To conclude this topic George Skarbek suggested members should consider using Google’s “Advanced Search”. To display Google’s “Advanced Search” window, select “settings” then “Advanced Search” from the Google home page. (Figure 11).  Alternatively enter “advanced search” in the standard Google search box.


The “Advanced Search” window displays rows of search boxes where the different type of search queries can be entered. The search terms used in these boxes have been mentioned earlier but don’t need to be remembered because examples are shown to the right of each box. As the graphic below (Figure 12) is a little hard to read, the title of each search boxes is listed below.

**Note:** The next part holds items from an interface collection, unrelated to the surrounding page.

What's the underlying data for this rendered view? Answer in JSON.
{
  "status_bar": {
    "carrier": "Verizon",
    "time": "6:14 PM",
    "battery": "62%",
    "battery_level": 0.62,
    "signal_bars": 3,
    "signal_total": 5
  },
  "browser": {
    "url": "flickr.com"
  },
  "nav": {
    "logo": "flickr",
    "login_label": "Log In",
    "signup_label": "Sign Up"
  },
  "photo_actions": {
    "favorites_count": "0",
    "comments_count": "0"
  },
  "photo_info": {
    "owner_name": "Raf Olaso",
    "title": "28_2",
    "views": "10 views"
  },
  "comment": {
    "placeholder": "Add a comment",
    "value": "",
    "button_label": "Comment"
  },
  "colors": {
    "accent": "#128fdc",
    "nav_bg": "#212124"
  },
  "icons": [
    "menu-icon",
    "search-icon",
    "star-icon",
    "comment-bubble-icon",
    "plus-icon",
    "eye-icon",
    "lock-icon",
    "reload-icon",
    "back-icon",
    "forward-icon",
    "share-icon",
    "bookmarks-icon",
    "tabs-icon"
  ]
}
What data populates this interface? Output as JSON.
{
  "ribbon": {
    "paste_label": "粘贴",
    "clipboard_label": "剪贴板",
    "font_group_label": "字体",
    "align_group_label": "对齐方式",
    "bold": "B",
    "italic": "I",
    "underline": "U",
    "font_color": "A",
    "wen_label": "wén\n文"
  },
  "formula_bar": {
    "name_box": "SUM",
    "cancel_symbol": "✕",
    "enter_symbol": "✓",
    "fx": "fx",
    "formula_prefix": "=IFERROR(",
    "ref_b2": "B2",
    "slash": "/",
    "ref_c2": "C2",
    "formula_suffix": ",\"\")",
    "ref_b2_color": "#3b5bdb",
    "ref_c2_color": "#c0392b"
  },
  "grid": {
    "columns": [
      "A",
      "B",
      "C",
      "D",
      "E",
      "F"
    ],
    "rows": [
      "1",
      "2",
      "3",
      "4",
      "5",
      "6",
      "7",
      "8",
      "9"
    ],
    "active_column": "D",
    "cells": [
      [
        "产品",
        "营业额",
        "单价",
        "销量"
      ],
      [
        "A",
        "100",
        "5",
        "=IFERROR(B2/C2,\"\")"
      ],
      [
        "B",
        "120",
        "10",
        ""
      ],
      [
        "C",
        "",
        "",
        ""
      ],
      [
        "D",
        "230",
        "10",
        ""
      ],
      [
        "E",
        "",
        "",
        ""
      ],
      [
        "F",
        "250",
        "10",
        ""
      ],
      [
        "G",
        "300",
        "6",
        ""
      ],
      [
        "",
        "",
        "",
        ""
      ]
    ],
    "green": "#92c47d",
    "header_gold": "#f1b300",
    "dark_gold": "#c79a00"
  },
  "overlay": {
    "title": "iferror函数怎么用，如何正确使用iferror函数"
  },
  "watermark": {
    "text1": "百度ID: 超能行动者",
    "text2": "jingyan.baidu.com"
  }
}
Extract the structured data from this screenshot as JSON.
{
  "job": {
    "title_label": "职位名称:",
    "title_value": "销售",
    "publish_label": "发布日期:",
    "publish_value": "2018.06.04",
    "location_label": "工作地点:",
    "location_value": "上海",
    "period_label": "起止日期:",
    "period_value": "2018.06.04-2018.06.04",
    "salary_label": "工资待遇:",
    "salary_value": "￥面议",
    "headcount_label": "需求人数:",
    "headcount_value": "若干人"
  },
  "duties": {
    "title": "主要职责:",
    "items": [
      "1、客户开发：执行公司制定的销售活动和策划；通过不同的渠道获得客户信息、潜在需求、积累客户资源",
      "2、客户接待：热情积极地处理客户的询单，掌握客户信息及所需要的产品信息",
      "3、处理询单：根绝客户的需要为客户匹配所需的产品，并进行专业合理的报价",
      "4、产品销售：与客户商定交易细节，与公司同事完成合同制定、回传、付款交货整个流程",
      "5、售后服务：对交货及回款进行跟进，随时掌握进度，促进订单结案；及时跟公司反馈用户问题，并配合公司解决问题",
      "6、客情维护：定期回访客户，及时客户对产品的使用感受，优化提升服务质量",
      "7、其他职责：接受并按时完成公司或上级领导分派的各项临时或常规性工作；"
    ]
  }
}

  • Box 1 – All these words e. type in all important words
  • Box 2 – This exact word or phrase e. quotation marks
  • Box 3 – Any of these words e. OR
  • Box 4 – None of these words e. –
  • Box 5 – Numbers ranging from e. place 2 full stops between the numbers


Figure 11 – Google Advanced Search Window



After entering search terms in the 5 search boxes above, searches can then be narrowed further according to language, region, last update, site or domain, terms appearing, safe search, file type, and usage rights in the “narrow your results by” section below. George mentioned how useful he finds the “last update” option when for example searching for “recent windows problems”.




A tip from an audience member suggested using for anonymous internet searching. Startpage uses Google’s search engine, but acts much like a VPN yielding search results that appear to Google as originating from Startpage. Therefore Startpage can be viewed as an intermediary with search results that are anonymous and encrypted.




The meeting concluded with a general discussion and testing of screen sharing using Zoom. The reason for this was to investigate why the audience found text from one of the night’s presentations at times unreadable. It was eventually found that the presenter had ticked the “Optimise Screen sharing for video clip” box when sharing webpages from his screen. This discussion & testing will prove very worthwhile when Screen sharing is used in future meetings. The conclusion, only tick “Optimise Screen sharing for video clip” when showing videos, then untick when the video is completed.


Figure 12 – Zoom Screen Sharing Window